[Start of Attachment]

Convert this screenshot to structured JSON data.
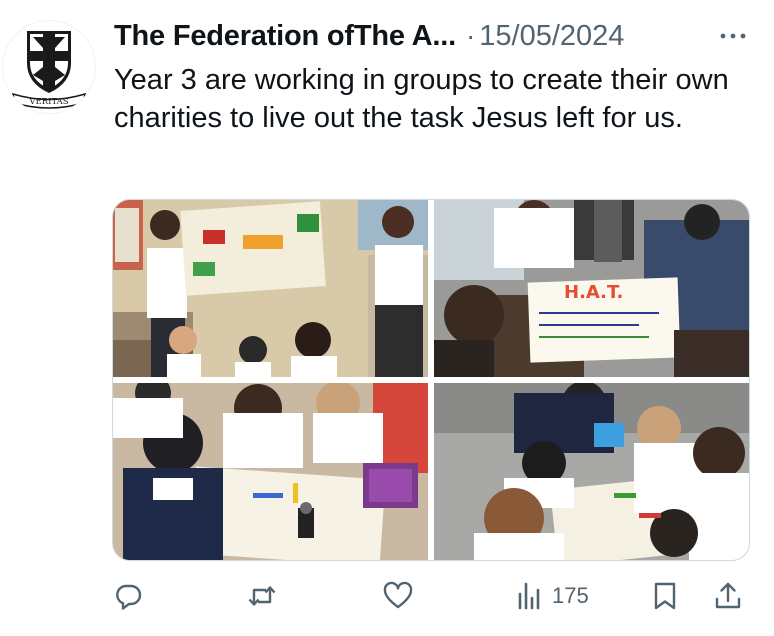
{
  "post": {
    "author": "The Federation ofThe A...",
    "separator": "·",
    "date": "15/05/2024",
    "text": "Year 3 are working in groups to create their own charities to live out the task Jesus left for us.",
    "avatar_motto": "VERITAS",
    "photo_sign_text": "H.A.T.",
    "views": "175"
  },
  "icons": {
    "reply": "reply-icon",
    "repost": "repost-icon",
    "like": "like-icon",
    "views": "views-icon",
    "bookmark": "bookmark-icon",
    "share": "share-icon",
    "more": "more-icon"
  },
  "colors": {
    "text": "#0f1419",
    "secondary": "#536471",
    "border": "#cfd9de"
  }
}
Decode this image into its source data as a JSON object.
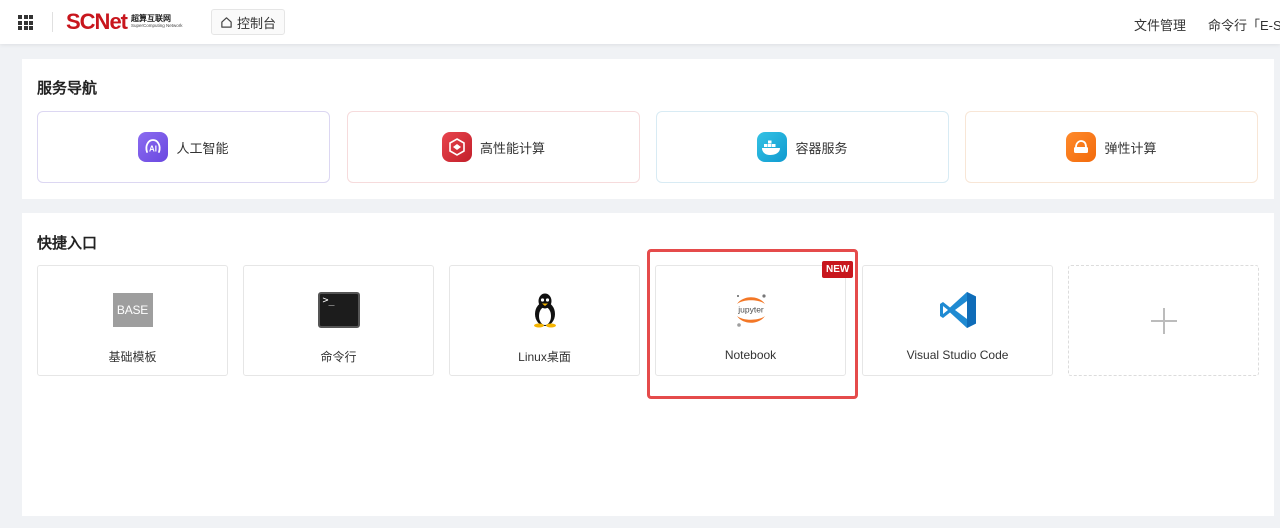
{
  "header": {
    "logo_main": "SCNet",
    "logo_cn": "超算互联网",
    "logo_en": "SuperComputing Network",
    "console_label": "控制台",
    "file_mgmt": "文件管理",
    "cmd_line": "命令行「E-S"
  },
  "service_nav": {
    "title": "服务导航",
    "items": [
      {
        "label": "人工智能",
        "icon": "ai-icon"
      },
      {
        "label": "高性能计算",
        "icon": "hpc-icon"
      },
      {
        "label": "容器服务",
        "icon": "docker-icon"
      },
      {
        "label": "弹性计算",
        "icon": "cloud-server-icon"
      }
    ]
  },
  "quick_access": {
    "title": "快捷入口",
    "items": [
      {
        "label": "基础模板",
        "icon": "base-icon",
        "icon_text": "BASE"
      },
      {
        "label": "命令行",
        "icon": "terminal-icon",
        "icon_text": ">_"
      },
      {
        "label": "Linux桌面",
        "icon": "linux-tux-icon"
      },
      {
        "label": "Notebook",
        "icon": "jupyter-icon",
        "icon_text": "jupyter",
        "badge": "NEW"
      },
      {
        "label": "Visual Studio Code",
        "icon": "vscode-icon"
      }
    ],
    "add_icon": "plus-icon"
  },
  "colors": {
    "brand": "#c8161d",
    "highlight": "#e54b4b",
    "ai": "#7b5ce8",
    "hpc": "#d6303a",
    "container": "#1aa8dc",
    "elastic": "#f57a1b",
    "vscode": "#1f8ad2"
  }
}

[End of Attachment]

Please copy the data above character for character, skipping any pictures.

Convert this screenshot to structured JSON data.
{
  "post": {
    "author": "The Federation ofThe A...",
    "separator": "·",
    "date": "15/05/2024",
    "text": "Year 3 are working in groups to create their own charities to live out the task Jesus left for us.",
    "avatar_motto": "VERITAS",
    "photo_sign_text": "H.A.T.",
    "views": "175"
  },
  "icons": {
    "reply": "reply-icon",
    "repost": "repost-icon",
    "like": "like-icon",
    "views": "views-icon",
    "bookmark": "bookmark-icon",
    "share": "share-icon",
    "more": "more-icon"
  },
  "colors": {
    "text": "#0f1419",
    "secondary": "#536471",
    "border": "#cfd9de"
  }
}
Decode this image into its source data as a JSON object.
{
  "header": {
    "logo_main": "SCNet",
    "logo_cn": "超算互联网",
    "logo_en": "SuperComputing Network",
    "console_label": "控制台",
    "file_mgmt": "文件管理",
    "cmd_line": "命令行「E-S"
  },
  "service_nav": {
    "title": "服务导航",
    "items": [
      {
        "label": "人工智能",
        "icon": "ai-icon"
      },
      {
        "label": "高性能计算",
        "icon": "hpc-icon"
      },
      {
        "label": "容器服务",
        "icon": "docker-icon"
      },
      {
        "label": "弹性计算",
        "icon": "cloud-server-icon"
      }
    ]
  },
  "quick_access": {
    "title": "快捷入口",
    "items": [
      {
        "label": "基础模板",
        "icon": "base-icon",
        "icon_text": "BASE"
      },
      {
        "label": "命令行",
        "icon": "terminal-icon",
        "icon_text": ">_"
      },
      {
        "label": "Linux桌面",
        "icon": "linux-tux-icon"
      },
      {
        "label": "Notebook",
        "icon": "jupyter-icon",
        "icon_text": "jupyter",
        "badge": "NEW"
      },
      {
        "label": "Visual Studio Code",
        "icon": "vscode-icon"
      }
    ],
    "add_icon": "plus-icon"
  },
  "colors": {
    "brand": "#c8161d",
    "highlight": "#e54b4b",
    "ai": "#7b5ce8",
    "hpc": "#d6303a",
    "container": "#1aa8dc",
    "elastic": "#f57a1b",
    "vscode": "#1f8ad2"
  }
}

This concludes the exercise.